The vertical posts (to right of entrance on "roof") were part of antenna support system.
I know of no SF A-team camps that did not take incoming artillery or mortar fire. This lead to a ritualistic dance, of sorts... incoming, rebuild antenna system, incoming, rebuild antenna system, etc. One of the SF A-team commo guys must have gotten pissed off, because he buried his antennas! Everyone laughed. By the time I left 'Nam, all camps were required to have at least one buried (underground) antenna.
This was the 'commo' set up at Gia Vuc. The principal means of communications was the KWM-2A high frequency radio shown on the left of the desktop. This set provided the voice and Morse code communications.
Chico had one distinguishing characteristic: he hated loud noises. Sporadically the VC would probe our camp by sending some mortar rounds
crashing into the camp. I don't know if this was just to harass us, to piss us off, to see if we were awake, or what. They REALLY
liked the eleventh day of the month. I still haven't figured out the significance of that!
At the first explosion, Chico made a beeline for the underground commo bunker!
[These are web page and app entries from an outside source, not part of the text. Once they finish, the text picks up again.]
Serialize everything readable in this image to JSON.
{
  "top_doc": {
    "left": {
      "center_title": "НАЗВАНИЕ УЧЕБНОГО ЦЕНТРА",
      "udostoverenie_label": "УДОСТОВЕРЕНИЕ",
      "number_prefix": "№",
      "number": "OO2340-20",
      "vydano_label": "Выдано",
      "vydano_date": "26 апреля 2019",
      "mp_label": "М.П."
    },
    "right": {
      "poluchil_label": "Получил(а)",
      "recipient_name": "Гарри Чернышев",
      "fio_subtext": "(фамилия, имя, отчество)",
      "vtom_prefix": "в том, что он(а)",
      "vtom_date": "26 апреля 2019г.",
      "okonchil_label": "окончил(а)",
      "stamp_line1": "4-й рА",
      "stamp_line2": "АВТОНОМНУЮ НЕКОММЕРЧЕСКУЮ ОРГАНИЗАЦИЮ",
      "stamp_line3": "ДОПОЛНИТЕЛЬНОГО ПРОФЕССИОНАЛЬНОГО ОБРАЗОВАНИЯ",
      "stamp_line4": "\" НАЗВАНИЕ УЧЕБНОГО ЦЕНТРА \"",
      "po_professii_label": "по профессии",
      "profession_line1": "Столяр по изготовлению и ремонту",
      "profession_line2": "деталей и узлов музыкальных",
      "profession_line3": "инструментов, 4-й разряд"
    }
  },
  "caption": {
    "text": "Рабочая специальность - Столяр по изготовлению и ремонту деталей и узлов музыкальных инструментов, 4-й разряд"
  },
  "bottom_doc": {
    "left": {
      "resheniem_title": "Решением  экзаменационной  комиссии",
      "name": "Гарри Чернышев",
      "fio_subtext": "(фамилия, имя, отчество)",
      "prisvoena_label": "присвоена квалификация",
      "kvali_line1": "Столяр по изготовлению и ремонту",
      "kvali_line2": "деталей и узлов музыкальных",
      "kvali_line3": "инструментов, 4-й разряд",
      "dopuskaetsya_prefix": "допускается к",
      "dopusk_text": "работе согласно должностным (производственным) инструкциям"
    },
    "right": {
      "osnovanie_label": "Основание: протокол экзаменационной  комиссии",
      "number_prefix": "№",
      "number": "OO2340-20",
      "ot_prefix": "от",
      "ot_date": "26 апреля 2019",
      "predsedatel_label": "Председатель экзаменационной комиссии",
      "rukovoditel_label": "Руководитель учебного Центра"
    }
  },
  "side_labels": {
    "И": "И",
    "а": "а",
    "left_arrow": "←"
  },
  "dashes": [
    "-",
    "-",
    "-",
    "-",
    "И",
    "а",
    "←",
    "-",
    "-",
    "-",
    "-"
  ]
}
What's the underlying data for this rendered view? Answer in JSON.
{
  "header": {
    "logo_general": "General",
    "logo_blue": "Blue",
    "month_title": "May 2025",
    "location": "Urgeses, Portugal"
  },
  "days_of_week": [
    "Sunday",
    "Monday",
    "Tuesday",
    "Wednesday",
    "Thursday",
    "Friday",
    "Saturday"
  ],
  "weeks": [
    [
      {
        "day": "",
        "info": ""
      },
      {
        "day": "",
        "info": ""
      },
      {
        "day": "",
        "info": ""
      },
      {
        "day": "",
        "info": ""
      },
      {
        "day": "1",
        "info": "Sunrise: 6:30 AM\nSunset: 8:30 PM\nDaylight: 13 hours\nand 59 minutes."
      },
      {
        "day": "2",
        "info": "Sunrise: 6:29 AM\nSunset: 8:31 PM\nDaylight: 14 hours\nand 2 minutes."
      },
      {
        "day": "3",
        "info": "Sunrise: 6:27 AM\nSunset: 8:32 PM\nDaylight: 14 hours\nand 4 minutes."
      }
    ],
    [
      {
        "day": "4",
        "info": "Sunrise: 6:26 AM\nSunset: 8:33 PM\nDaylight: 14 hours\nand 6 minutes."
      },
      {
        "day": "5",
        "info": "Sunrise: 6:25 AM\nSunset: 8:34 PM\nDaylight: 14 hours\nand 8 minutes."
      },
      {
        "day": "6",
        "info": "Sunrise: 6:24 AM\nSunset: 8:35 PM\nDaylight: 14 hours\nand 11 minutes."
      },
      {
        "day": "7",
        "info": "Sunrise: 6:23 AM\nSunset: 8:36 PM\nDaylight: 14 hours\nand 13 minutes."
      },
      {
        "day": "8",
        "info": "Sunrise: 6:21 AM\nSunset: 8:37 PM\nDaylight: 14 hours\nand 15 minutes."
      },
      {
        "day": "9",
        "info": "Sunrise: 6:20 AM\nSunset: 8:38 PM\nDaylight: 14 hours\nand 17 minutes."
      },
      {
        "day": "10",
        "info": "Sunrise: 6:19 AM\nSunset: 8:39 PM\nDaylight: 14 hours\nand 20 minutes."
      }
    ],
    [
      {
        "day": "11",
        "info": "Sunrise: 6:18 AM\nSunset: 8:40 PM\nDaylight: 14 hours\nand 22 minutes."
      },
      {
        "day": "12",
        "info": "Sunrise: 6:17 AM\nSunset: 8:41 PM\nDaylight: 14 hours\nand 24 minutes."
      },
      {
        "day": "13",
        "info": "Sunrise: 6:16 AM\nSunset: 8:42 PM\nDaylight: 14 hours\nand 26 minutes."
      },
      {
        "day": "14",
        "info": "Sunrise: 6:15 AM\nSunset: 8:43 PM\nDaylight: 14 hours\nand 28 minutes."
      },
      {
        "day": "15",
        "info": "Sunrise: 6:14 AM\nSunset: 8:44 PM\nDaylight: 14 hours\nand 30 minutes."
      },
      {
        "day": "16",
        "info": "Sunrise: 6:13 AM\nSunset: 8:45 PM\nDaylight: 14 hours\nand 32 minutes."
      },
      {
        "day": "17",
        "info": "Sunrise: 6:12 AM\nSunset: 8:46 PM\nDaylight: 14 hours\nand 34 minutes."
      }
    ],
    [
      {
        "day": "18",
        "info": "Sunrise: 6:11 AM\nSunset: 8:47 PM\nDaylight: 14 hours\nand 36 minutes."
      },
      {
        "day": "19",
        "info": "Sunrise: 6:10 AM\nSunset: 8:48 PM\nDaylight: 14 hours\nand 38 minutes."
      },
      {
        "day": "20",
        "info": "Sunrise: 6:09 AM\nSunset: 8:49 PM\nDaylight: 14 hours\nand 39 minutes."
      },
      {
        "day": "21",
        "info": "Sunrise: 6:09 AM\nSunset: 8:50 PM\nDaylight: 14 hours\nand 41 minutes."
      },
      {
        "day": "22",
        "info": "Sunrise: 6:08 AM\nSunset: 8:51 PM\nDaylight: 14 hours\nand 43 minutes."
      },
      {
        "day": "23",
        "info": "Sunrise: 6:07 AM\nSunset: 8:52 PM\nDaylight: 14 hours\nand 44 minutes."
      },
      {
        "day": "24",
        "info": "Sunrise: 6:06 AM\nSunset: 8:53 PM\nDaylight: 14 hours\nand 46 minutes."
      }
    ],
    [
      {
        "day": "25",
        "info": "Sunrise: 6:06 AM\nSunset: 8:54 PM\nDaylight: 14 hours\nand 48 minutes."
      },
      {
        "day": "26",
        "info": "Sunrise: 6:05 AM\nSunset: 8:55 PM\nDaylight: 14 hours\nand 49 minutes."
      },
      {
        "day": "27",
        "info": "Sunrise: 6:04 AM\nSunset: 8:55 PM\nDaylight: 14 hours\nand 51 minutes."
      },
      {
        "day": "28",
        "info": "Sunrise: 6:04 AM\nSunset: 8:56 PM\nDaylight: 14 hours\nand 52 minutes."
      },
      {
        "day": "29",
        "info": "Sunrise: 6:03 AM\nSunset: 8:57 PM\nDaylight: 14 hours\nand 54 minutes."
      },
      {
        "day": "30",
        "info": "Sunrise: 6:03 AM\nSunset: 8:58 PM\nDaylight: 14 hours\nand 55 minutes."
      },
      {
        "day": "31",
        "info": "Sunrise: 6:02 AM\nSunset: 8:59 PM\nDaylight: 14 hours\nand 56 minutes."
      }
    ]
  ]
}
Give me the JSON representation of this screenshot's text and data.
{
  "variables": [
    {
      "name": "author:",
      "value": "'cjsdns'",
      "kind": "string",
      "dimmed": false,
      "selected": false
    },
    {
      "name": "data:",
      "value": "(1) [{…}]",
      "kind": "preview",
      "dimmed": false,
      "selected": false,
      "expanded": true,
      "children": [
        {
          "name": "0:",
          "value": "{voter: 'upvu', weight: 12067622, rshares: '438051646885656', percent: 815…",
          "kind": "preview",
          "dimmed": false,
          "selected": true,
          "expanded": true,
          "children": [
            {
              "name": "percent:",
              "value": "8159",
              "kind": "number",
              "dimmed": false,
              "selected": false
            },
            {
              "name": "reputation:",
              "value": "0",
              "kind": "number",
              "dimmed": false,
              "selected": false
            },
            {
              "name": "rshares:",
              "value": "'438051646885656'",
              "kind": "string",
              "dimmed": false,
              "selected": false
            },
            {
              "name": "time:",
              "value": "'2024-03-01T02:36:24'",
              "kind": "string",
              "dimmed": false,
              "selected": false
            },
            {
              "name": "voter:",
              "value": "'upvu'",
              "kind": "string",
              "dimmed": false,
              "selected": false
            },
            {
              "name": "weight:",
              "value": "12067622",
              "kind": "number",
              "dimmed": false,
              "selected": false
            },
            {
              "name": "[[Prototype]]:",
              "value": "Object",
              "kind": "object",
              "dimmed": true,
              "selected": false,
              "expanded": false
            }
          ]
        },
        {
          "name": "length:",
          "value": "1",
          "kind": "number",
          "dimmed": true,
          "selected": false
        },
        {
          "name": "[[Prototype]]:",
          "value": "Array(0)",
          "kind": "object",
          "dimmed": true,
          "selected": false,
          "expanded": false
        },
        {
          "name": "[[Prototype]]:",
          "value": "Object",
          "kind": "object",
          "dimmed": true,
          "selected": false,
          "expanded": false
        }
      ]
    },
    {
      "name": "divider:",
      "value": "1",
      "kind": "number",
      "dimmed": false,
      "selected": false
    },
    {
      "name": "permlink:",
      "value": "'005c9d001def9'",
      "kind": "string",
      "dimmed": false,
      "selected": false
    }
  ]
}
Chico would come bursting through the commo bunker door and shake uncontrollably! I could always tell when we were taking some incoming rounds by Chico's shaking. We kept a sawed-off shotgun above the commo bunker door. I was common knowledge in camp that when Chico was shakin' in the commo bunker, the first person coming through the commo bunker door was going to be blasted. One of the guys would always ring me on the field phone and let me know when the shelling was over. At that point I would hang up the shotgun.